A lot of people look at search engine optimization (SEO) as some sort of holy grail. They operate on the mistaken belief that if they can only master the sacred art of SEO, their website will shoot to the top of the search engine results page. To be blunt, this is false.
SEO is just one facet of website management. Together with social media marketing, content creation, lead generation and conversion; and web design, it’s part of a unified whole. Yet even if these five tasks are all done to perfection, it is not a guarantee of success.
More importantly, even a perfect content strategy and peerless SEO cannot fix a broken brand.
Maybe you’re lagging behind your competitors. While they keep pushing out cool and exciting new products and services, you’re still struggling with product development. While they have a good handle on one another, you’re constantly stuck playing catch-up.
Maybe you’ve committed some terrible faux pas that’s damaged your brand’s reputation. An executive made a problematic remark on social media. A faulty product caused endless frustration, injury, or worse.
Or maybe it’s none of the above. Maybe your brand has simply faded into obscurity, replaced by newer, shinier competitors.

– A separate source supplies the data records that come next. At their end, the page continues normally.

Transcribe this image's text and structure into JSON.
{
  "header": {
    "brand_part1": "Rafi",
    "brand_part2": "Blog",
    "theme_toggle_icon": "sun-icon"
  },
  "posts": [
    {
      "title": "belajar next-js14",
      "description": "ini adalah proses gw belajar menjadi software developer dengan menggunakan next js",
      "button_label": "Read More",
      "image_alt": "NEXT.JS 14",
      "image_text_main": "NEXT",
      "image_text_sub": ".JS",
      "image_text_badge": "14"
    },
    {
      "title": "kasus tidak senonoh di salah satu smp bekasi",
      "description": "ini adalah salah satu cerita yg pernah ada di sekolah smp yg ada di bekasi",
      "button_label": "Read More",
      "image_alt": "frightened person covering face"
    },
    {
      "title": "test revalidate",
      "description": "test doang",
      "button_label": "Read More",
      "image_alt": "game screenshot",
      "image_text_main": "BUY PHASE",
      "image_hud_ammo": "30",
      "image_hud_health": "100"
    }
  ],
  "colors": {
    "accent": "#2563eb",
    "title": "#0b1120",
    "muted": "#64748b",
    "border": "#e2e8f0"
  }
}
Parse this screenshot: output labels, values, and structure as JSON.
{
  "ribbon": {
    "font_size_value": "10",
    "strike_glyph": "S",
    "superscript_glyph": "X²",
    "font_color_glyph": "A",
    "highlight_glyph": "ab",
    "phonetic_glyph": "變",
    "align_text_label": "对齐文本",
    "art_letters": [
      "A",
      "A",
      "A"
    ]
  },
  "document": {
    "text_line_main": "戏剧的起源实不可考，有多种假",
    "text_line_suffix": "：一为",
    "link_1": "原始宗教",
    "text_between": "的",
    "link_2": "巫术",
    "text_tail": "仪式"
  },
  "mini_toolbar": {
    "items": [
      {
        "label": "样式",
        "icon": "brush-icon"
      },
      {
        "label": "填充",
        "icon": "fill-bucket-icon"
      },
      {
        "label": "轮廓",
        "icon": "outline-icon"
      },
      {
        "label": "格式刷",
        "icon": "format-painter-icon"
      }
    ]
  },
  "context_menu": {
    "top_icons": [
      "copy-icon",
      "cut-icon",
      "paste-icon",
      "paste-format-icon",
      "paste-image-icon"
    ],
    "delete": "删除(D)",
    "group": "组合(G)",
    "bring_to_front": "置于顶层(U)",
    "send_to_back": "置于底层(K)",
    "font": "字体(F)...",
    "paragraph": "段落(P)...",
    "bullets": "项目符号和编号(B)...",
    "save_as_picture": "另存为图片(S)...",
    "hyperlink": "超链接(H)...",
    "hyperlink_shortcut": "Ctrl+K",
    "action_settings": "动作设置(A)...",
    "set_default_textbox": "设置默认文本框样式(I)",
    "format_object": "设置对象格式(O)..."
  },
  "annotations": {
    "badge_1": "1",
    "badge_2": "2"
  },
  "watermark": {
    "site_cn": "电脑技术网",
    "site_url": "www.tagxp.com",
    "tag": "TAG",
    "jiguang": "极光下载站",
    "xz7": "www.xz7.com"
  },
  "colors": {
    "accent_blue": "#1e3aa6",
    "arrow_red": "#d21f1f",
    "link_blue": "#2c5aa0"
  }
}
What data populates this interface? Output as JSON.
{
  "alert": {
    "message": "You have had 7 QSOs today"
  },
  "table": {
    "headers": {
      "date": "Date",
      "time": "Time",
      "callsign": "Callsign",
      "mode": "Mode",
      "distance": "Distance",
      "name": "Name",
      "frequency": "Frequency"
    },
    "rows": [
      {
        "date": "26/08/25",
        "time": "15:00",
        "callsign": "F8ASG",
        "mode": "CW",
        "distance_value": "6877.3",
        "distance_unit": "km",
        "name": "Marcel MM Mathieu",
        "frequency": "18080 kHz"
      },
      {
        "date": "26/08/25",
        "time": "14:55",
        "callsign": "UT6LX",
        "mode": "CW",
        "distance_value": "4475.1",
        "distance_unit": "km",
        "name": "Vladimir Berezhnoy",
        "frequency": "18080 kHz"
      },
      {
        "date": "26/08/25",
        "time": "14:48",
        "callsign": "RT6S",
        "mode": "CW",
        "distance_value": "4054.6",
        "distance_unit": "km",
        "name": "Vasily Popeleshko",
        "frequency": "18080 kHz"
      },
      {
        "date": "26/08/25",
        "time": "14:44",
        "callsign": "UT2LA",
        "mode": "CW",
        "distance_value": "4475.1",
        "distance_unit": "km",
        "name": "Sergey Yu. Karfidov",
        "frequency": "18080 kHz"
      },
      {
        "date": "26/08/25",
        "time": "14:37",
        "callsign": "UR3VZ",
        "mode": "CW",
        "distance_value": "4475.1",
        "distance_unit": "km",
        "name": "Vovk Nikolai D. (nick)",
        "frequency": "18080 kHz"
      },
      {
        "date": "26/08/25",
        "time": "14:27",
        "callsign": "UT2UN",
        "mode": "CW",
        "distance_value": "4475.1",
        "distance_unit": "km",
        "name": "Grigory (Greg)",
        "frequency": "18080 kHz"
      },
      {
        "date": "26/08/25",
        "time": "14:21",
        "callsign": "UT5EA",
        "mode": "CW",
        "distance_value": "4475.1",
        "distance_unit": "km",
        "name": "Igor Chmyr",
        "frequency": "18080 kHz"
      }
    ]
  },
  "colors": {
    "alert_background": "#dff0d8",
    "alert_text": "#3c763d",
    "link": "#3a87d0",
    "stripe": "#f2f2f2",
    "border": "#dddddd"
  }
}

When the time came to pivot and adjust to a changing market, you were either unwilling or unable to respond, and now you’re paying for it.
Until you address this problem and repair the damage to your brand, no amount of marketing in the world will bring you back into the spotlight. Until you can make your business engaging and compelling to its target audience, it doesn’t really matter how much traffic you bring to your website. SEO cannot help you here, and this is something we see businesses consistently fail to understand.
Instead, what you need to do is take a step back, figure out what’s broken, and take steps to fix it. Your first step is to get your organization’s leadership on board. This is a requirement for any major cultural shift, but repairing a damaged brand especially.
A poor reputation is arguably the easiest of the three to deal with, believe it or not. Endeavor to understand why your audience is upset and what you can do to mitigate that, then issue a formal, public apology. As part of that apology, make a commitment to do better moving forward, and make the necessary cultural changes to fulfill that commitment.
Bringing your brand up to speed with its competitors is a bit more challenging. You need to identify the bottleneck in your product design and development process. What is causing you to lag so far behind, and what can you do to solve that issue?
Pivoting to a new business model and brand identity is perhaps the most challenging of the three. You’re going to need to completely rework not just your organizational culture, but very likely revisit your revenue model and product suite. Very few companies successfully pull this off, but if you want a few examples, we’ve listed some of the most successful below.
SEO is a powerful tool, but it’s not a panacea for all that ails you. Without a strong business foundation and brand identity, it’s irrelevant how well-optimized your website happens